*** Opening MATERIAL PROVIDED ***

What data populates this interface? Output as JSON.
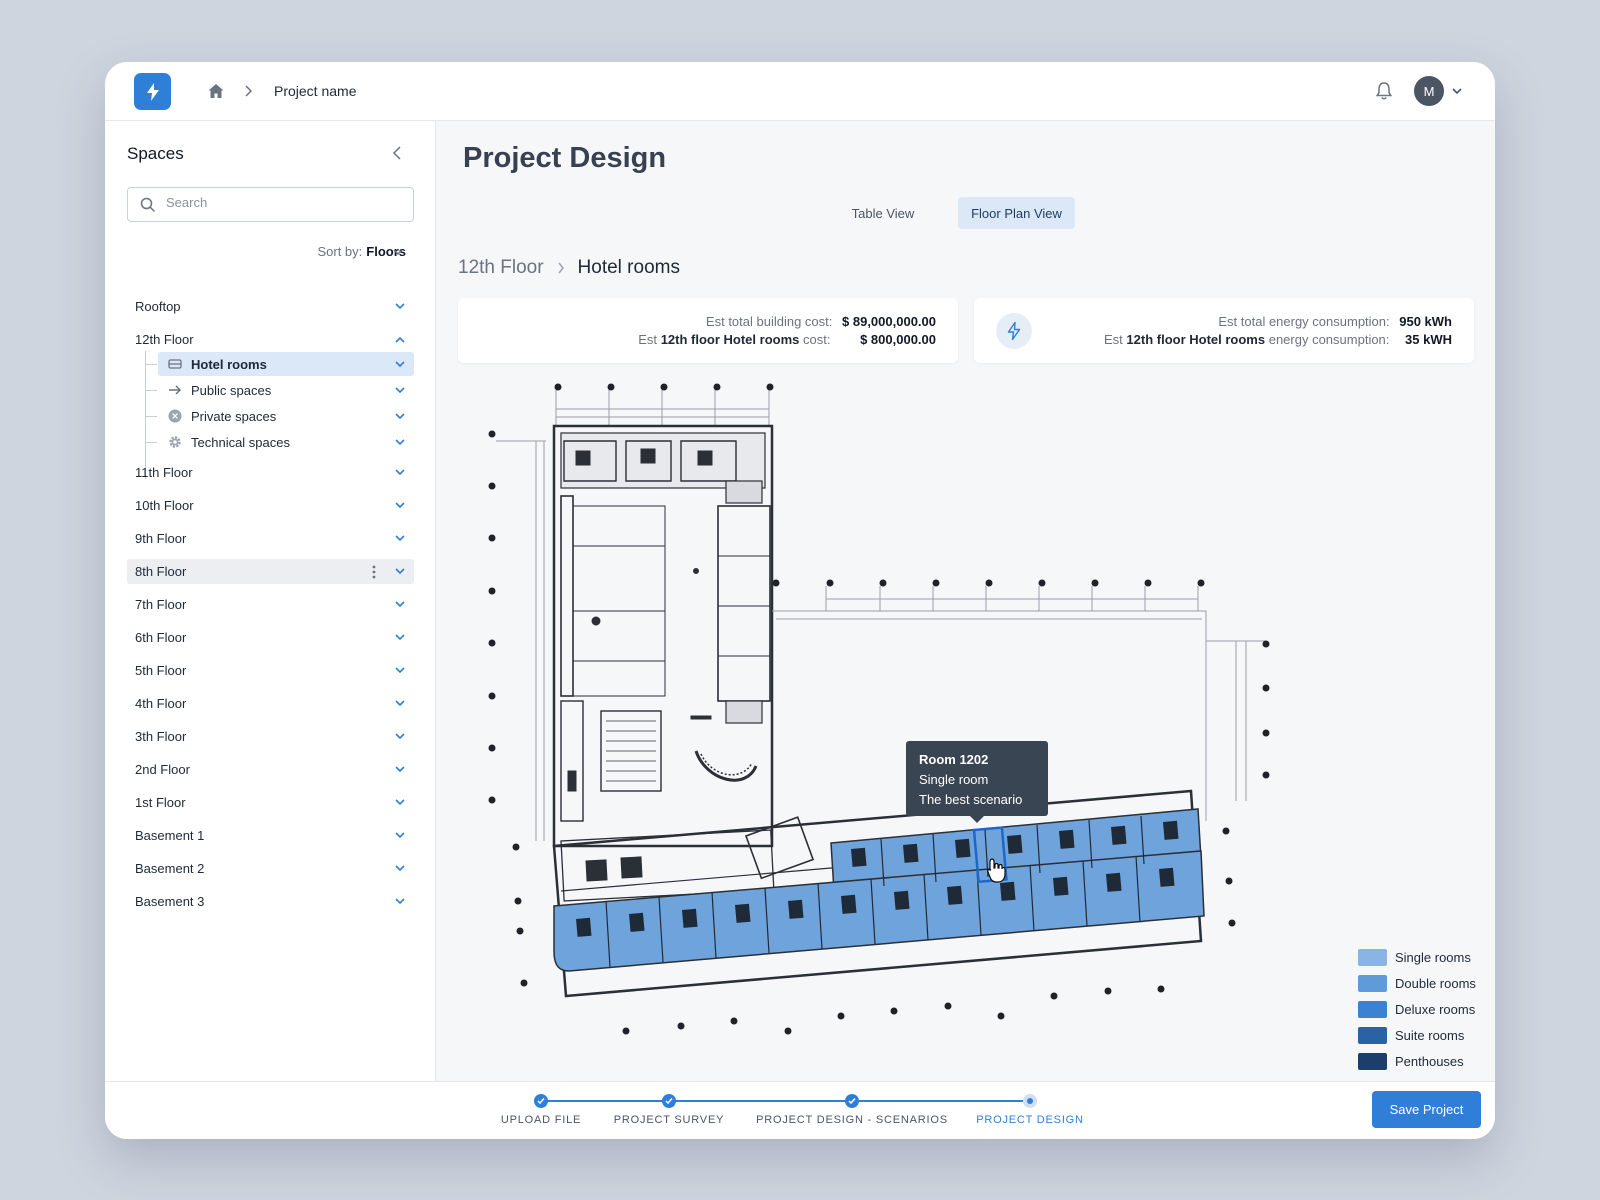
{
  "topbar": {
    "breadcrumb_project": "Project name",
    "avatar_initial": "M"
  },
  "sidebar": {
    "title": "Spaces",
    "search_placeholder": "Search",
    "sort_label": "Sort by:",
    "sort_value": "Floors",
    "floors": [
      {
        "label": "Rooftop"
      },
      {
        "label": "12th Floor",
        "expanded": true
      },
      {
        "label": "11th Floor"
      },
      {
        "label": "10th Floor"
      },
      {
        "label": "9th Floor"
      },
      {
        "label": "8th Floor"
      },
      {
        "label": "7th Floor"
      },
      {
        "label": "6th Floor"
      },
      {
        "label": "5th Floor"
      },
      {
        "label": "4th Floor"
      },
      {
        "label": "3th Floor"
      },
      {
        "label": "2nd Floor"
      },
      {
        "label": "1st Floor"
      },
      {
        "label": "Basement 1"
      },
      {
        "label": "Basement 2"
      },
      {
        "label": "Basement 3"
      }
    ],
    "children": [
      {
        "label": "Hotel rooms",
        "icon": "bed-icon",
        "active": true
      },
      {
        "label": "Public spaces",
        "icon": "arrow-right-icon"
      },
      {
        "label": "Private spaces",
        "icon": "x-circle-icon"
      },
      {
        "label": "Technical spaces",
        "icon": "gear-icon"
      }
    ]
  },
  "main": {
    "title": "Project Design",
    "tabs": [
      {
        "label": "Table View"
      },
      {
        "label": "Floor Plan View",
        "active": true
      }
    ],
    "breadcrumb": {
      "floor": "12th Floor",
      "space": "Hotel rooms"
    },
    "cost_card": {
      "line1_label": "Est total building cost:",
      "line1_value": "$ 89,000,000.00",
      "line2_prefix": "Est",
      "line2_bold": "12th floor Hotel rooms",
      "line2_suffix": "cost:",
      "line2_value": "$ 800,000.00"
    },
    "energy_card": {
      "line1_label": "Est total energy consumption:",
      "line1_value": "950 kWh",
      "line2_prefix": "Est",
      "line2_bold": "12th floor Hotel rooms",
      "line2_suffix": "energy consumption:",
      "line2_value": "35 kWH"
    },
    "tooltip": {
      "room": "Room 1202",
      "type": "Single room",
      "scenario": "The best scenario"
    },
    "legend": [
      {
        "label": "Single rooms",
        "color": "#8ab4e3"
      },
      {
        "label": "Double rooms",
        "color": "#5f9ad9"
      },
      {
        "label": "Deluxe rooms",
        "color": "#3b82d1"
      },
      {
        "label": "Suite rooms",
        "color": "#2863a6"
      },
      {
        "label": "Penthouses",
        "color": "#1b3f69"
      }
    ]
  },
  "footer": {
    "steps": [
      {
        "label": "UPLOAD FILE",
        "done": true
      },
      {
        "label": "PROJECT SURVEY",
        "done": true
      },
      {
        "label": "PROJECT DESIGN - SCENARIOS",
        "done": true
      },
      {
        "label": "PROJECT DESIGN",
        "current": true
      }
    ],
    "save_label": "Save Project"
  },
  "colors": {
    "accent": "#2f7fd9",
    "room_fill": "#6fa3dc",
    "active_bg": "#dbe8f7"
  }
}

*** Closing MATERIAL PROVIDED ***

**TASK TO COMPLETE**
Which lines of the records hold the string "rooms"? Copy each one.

**TASK ANSWER**
        "label": "Hotel rooms",
      "space": "Hotel rooms"
      "line2_bold": "12th floor Hotel rooms",
      "line2_bold": "12th floor Hotel rooms",
        "label": "Single rooms",
        "label": "Double rooms",
        "label": "Deluxe rooms",
        "label": "Suite rooms",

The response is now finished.